---------- DATA FOR PROCESSING ----------

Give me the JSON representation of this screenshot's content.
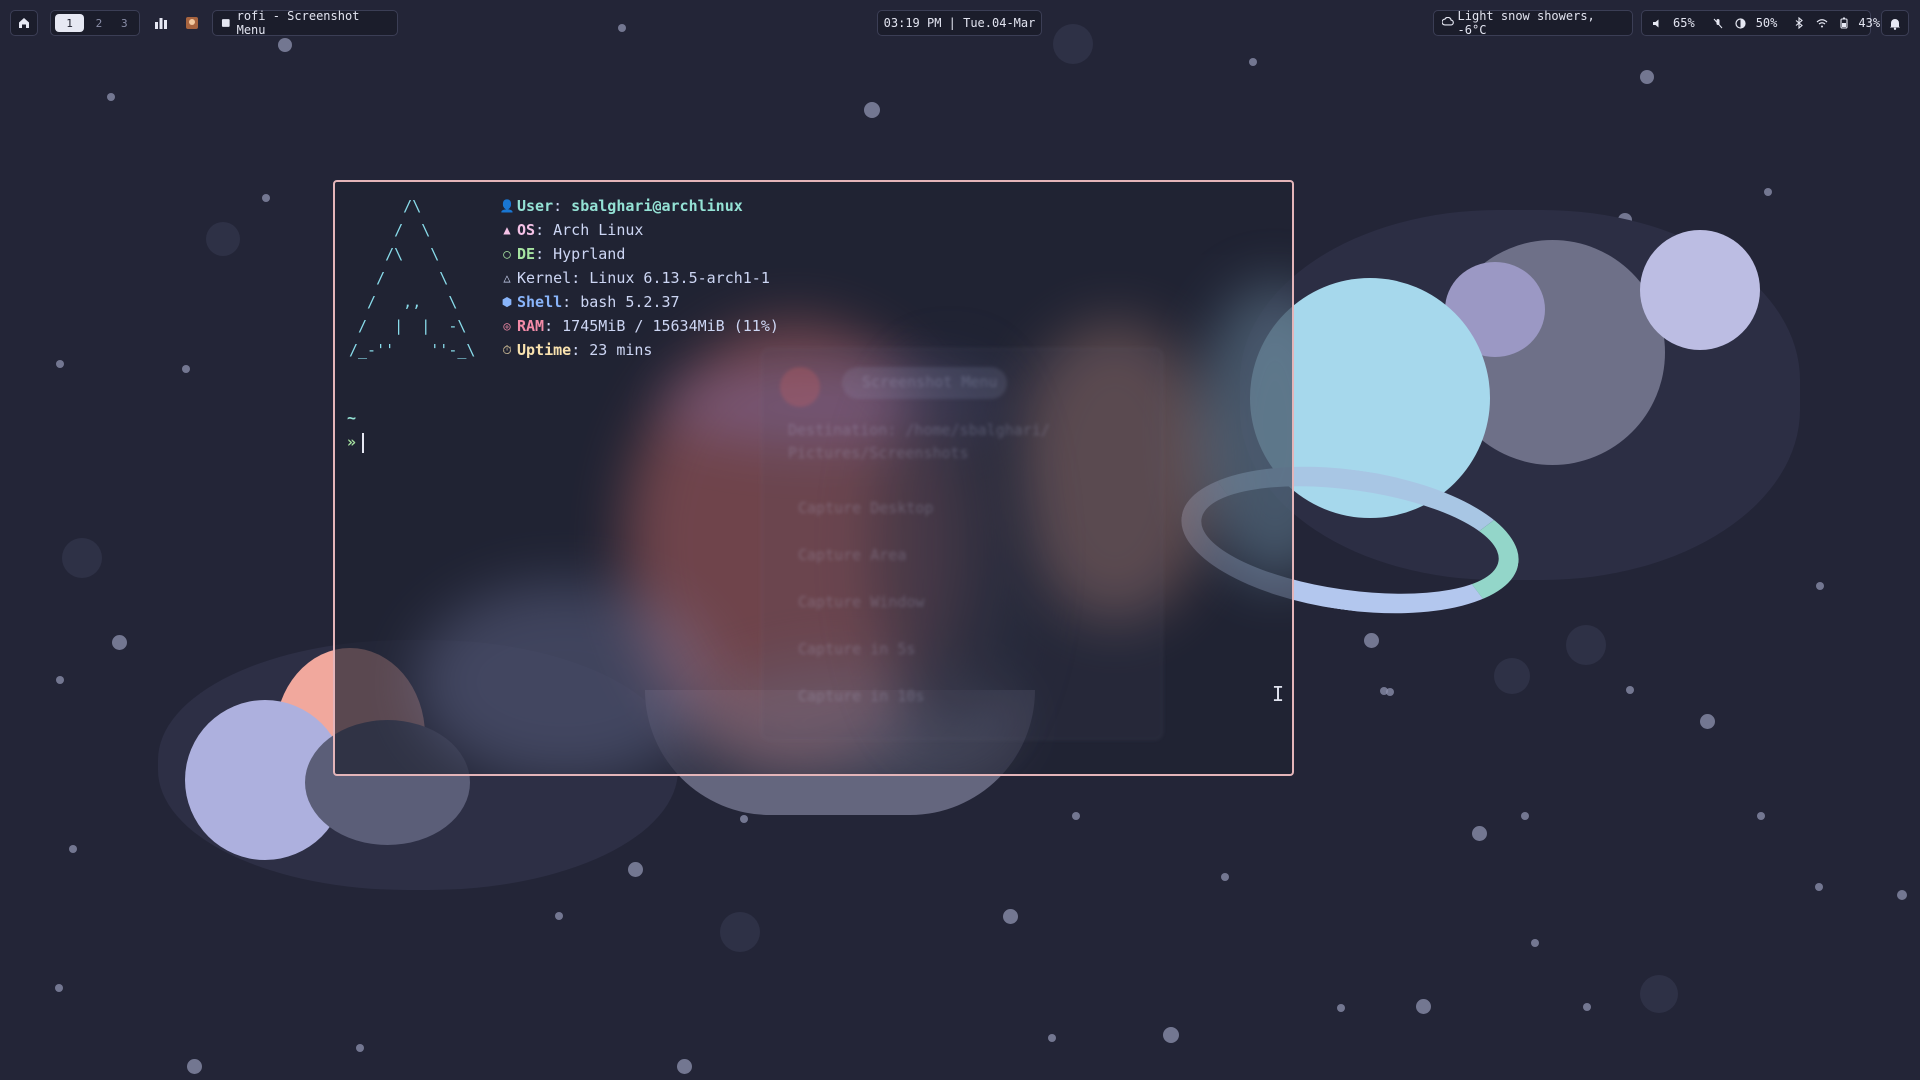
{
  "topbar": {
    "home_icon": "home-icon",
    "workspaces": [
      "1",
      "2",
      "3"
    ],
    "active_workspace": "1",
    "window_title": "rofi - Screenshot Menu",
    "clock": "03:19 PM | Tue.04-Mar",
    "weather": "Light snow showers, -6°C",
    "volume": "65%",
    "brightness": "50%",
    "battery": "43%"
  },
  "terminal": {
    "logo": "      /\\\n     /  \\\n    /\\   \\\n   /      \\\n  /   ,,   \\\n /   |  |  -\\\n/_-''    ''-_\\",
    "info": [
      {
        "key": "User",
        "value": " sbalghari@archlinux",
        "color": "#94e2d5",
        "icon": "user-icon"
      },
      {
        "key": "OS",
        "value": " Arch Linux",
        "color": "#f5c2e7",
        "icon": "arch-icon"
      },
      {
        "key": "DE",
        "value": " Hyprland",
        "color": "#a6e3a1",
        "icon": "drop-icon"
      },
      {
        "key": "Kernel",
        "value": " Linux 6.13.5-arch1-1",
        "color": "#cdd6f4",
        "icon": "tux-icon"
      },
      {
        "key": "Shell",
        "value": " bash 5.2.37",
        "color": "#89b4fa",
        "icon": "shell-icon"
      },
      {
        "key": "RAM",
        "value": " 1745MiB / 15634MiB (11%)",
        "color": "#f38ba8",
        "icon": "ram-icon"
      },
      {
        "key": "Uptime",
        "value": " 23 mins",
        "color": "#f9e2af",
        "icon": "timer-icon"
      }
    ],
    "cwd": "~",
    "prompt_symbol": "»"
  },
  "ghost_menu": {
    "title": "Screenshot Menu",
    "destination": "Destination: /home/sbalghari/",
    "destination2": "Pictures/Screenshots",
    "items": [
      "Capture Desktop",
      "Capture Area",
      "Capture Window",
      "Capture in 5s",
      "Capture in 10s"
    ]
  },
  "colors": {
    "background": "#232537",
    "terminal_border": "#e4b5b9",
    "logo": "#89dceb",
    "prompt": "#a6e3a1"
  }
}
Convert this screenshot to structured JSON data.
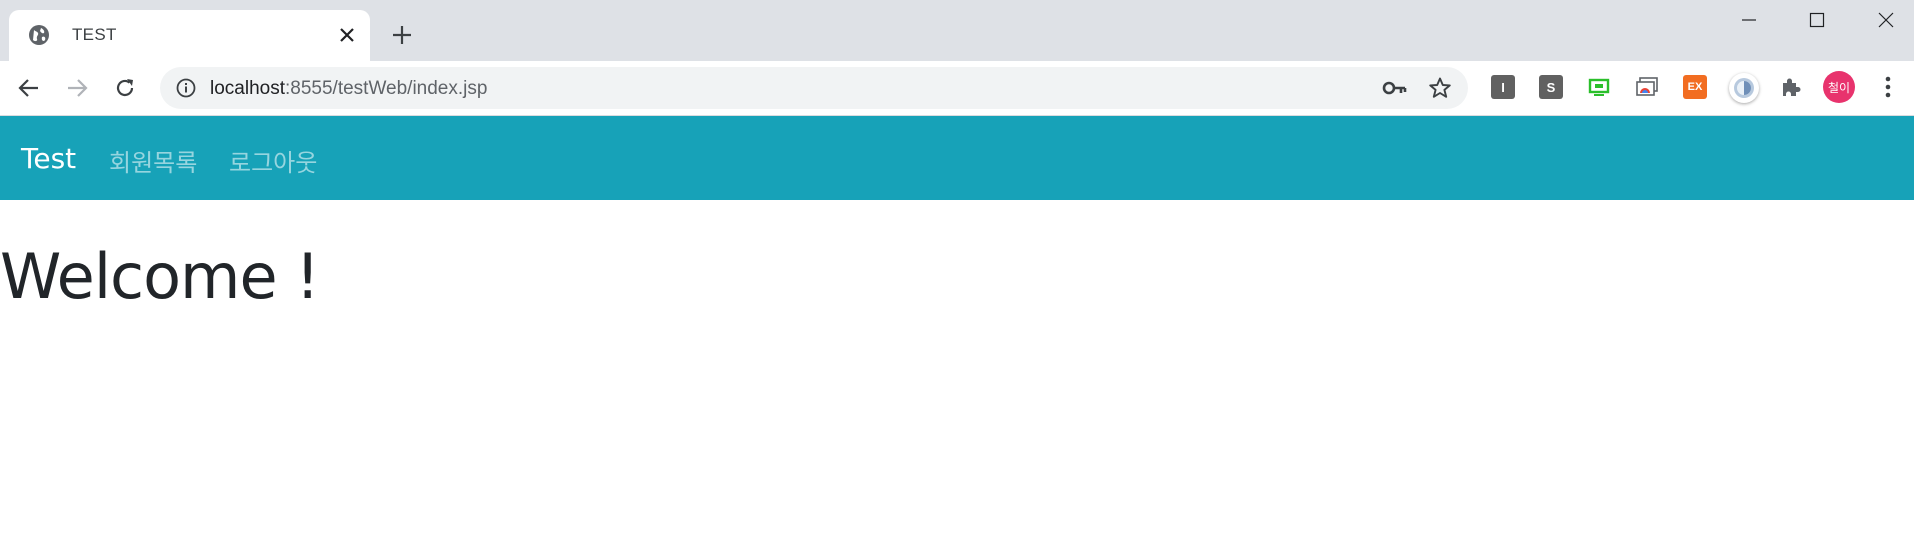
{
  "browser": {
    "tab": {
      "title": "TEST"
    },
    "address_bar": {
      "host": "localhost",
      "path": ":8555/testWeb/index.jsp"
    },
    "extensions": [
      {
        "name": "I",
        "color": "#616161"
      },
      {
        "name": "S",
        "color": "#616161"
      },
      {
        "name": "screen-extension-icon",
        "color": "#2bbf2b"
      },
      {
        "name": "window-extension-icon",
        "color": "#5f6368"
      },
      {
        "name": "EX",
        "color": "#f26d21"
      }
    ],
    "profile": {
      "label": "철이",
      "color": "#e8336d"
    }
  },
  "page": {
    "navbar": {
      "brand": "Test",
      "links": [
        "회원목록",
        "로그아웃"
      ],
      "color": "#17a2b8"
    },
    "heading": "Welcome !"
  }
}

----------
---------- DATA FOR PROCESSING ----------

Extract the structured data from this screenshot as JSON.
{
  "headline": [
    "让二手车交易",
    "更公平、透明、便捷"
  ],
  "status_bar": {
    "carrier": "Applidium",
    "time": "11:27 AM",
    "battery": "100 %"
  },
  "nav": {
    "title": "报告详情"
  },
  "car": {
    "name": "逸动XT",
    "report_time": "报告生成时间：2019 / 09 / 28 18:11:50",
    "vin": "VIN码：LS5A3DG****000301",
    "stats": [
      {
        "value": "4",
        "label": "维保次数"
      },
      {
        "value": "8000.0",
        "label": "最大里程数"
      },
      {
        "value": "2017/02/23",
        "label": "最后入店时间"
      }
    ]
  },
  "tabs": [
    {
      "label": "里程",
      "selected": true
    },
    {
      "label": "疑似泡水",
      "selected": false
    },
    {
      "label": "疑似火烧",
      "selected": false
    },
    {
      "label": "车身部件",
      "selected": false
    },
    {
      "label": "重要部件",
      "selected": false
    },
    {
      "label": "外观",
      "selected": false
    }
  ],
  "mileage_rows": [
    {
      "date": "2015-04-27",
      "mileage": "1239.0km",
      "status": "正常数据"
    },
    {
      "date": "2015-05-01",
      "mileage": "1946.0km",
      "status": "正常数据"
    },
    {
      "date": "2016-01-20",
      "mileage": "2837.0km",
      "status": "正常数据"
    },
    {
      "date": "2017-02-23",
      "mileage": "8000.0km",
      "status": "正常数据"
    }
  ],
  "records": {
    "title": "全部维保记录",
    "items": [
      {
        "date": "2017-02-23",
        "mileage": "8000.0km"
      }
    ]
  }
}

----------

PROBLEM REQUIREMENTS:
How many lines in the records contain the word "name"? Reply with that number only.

RESULT OF THIS EXERCISE:
6